● **Task**: As the answer, give a copy of each line below that includes the word "page".

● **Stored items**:
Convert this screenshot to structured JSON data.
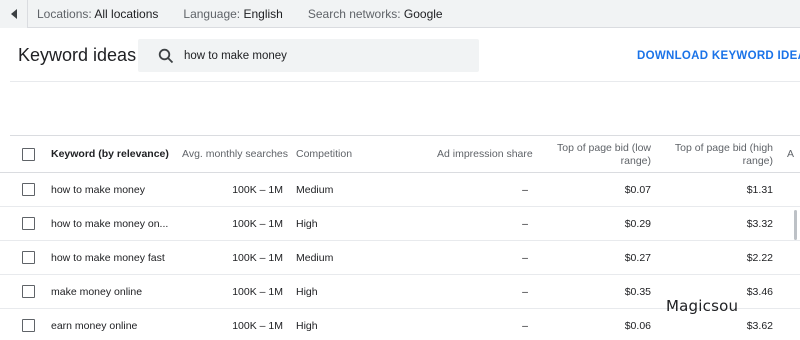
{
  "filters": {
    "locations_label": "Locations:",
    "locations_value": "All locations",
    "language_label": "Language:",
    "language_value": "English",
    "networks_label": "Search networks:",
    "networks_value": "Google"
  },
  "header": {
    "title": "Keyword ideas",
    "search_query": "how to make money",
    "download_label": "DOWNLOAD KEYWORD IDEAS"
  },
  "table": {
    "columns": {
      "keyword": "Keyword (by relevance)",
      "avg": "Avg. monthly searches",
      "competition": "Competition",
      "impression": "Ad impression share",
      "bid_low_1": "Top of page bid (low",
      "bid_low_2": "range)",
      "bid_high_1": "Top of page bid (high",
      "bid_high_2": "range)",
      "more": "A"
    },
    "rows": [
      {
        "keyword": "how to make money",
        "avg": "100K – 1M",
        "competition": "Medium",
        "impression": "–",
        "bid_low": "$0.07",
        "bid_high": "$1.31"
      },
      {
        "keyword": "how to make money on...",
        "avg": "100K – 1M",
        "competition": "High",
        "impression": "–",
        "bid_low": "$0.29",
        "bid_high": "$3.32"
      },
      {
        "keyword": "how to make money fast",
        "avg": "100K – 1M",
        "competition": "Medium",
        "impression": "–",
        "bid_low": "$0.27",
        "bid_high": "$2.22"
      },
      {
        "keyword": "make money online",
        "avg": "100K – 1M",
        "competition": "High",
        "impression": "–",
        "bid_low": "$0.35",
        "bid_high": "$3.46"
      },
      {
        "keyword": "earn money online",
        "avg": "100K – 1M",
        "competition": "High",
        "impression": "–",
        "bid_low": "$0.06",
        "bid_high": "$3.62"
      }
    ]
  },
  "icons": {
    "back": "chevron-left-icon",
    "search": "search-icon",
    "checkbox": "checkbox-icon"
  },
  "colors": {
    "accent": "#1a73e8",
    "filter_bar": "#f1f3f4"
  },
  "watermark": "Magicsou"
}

● **Task response**:
      "bid_low_1": "Top of page bid (low",
      "bid_high_1": "Top of page bid (high",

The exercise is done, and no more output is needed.